**EXERCISE**
The expected answer is the complete listing, reproduced character for character.
##### PROVIDED MATERIAL #####
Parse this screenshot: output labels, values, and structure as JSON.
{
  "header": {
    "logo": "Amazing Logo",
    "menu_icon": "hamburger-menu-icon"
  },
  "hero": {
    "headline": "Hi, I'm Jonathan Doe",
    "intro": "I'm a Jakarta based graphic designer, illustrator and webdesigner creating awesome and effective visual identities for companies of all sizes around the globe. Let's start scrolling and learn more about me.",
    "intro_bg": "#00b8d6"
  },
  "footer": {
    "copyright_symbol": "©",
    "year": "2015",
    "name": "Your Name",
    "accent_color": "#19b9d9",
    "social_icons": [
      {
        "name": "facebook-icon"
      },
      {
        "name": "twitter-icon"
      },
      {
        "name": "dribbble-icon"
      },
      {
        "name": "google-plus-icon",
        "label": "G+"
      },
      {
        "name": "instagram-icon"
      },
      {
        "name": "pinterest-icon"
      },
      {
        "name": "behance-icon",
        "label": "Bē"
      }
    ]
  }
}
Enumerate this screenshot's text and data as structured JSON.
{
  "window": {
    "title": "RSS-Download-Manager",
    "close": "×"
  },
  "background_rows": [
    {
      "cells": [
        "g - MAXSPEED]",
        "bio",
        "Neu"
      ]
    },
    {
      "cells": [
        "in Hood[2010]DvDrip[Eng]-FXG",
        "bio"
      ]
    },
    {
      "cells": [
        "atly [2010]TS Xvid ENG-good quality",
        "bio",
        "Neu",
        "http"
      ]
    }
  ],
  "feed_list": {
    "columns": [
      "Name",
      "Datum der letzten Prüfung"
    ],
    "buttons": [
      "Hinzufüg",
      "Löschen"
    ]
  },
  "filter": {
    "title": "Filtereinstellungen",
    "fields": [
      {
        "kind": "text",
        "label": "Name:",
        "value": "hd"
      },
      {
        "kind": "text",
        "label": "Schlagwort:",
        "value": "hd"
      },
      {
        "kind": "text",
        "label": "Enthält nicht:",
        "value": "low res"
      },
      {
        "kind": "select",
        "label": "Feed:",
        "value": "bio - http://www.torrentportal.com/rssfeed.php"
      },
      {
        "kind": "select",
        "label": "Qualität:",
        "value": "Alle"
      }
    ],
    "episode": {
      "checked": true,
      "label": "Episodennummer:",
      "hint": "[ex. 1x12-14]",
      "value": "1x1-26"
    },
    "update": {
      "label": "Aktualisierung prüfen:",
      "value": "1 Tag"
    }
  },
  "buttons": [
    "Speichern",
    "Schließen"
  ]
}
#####
**RESPONSE BOX**
Parse this screenshot: output labels, values, and structure as JSON.
{
  "header": {
    "logo": "Amazing Logo",
    "menu_icon": "hamburger-menu-icon"
  },
  "hero": {
    "headline": "Hi, I'm Jonathan Doe",
    "intro": "I'm a Jakarta based graphic designer, illustrator and webdesigner creating awesome and effective visual identities for companies of all sizes around the globe. Let's start scrolling and learn more about me.",
    "intro_bg": "#00b8d6"
  },
  "footer": {
    "copyright_symbol": "©",
    "year": "2015",
    "name": "Your Name",
    "accent_color": "#19b9d9",
    "social_icons": [
      {
        "name": "facebook-icon"
      },
      {
        "name": "twitter-icon"
      },
      {
        "name": "dribbble-icon"
      },
      {
        "name": "google-plus-icon",
        "label": "G+"
      },
      {
        "name": "instagram-icon"
      },
      {
        "name": "pinterest-icon"
      },
      {
        "name": "behance-icon",
        "label": "Bē"
      }
    ]
  }
}
Enumerate this screenshot's text and data as structured JSON.
{
  "window": {
    "title": "RSS-Download-Manager",
    "close": "×"
  },
  "background_rows": [
    {
      "cells": [
        "g - MAXSPEED]",
        "bio",
        "Neu"
      ]
    },
    {
      "cells": [
        "in Hood[2010]DvDrip[Eng]-FXG",
        "bio"
      ]
    },
    {
      "cells": [
        "atly [2010]TS Xvid ENG-good quality",
        "bio",
        "Neu",
        "http"
      ]
    }
  ],
  "feed_list": {
    "columns": [
      "Name",
      "Datum der letzten Prüfung"
    ],
    "buttons": [
      "Hinzufüg",
      "Löschen"
    ]
  },
  "filter": {
    "title": "Filtereinstellungen",
    "fields": [
      {
        "kind": "text",
        "label": "Name:",
        "value": "hd"
      },
      {
        "kind": "text",
        "label": "Schlagwort:",
        "value": "hd"
      },
      {
        "kind": "text",
        "label": "Enthält nicht:",
        "value": "low res"
      },
      {
        "kind": "select",
        "label": "Feed:",
        "value": "bio - http://www.torrentportal.com/rssfeed.php"
      },
      {
        "kind": "select",
        "label": "Qualität:",
        "value": "Alle"
      }
    ],
    "episode": {
      "checked": true,
      "label": "Episodennummer:",
      "hint": "[ex. 1x12-14]",
      "value": "1x1-26"
    },
    "update": {
      "label": "Aktualisierung prüfen:",
      "value": "1 Tag"
    }
  },
  "buttons": [
    "Speichern",
    "Schließen"
  ]
}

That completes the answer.